We don't have back-up generators, so food orders won't be able to be filled, cash registers won't work and I can't very well send customers home."
PG&E argues providing more specific information could jeopardize public safety. It claims criminals would know which neighborhoods and businesses aren't protected by burglar alarms, security cameras and the like. But authorities in Palo Alto and Alameda -- two cities with municipal utilities that actively tell customers where the next outage will strike and roughly when it's coming -- haven't found any evidence supporting that view.
"I can't think of a major increase in crime during the blackouts," said Agent Jim Coffman, spokesman for the Palo Alto Police Department. Others note that outages typically come during daylight hours, when criminals are less likely to strike, or early in the evening, when most folks are home.
PG&E also argues there isn't time to alert millions of people to rolling blackouts, which often start with just a few minutes notice from the ISO. "We often do not have any lead time," Blakey said. "The last time we had outages, (the ISO) lost two power plants just like that. Bing, bang, boom and we were in the middle of a Stage 3 alert."

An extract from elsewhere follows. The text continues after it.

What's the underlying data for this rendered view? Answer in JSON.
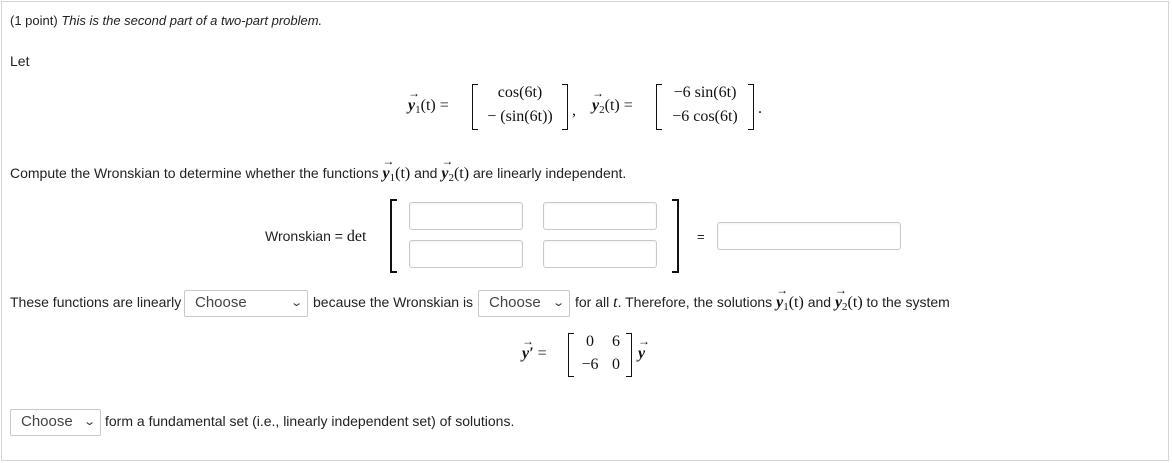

Municipal utilities also have a fraction of the customers that PG&E does, which makes it far easier for them to notify people, Blakey said. "We have an average of 225,000 people in each block," he said. That's about 10 times as many people as the Palo Alto Utility Department serves. But municipal utilities said notifying customers isn't particularly difficult -- or costly -- thanks to the Internet.
Alameda Power and Telecom spent about $20,000 creating a system using a telephone hot line, e-mails and faxes to provide information to its 32,000 customers, said utility spokesman Matt McCabe. The information is available within minutes of an ISO call for outages, he said.
"It wasn't a tremendous expenditure of money, but it has been a lot of time, " McCabe said. "But Alamedans have a very high expectation, and rightfully so, that we should keep them apprised of the power situation. That's an obligation that we have."
Chronicle staff writer Stacy Finz contributed to this report / E-mail Chuck Squatriglia at email@example.com.
©2001 San Francisco Chronicle Page A - 1
-- Swissrose (firstname.lastname@example.org), March 27, 2001
Since summer is almost here, and things have no where to go but down hill for a while, it seems to me that they should just start SCHEDULING regular black outs. Many 3rd world nations only have power part of a day and they know when they will have it and when they will not have it. I would rather lose it an hour every day, if it were the same hour, than get "hit" now and then. I have worked in large hospitals and it can be a real pain...figuratively and literally. One time the generator didn't kick in during an open heart surgery (valve replacement) and we had to take turns with a hand crank keeping the heart/lung machine going. At 60 revolutions per minute it wasn't real fun, plus surgery heated up like an oven and all monitors were down. Not fun! But one could schedule around such things if times were known. Taz
-- Taz (Tassie123@aol.com), March 27, 2001.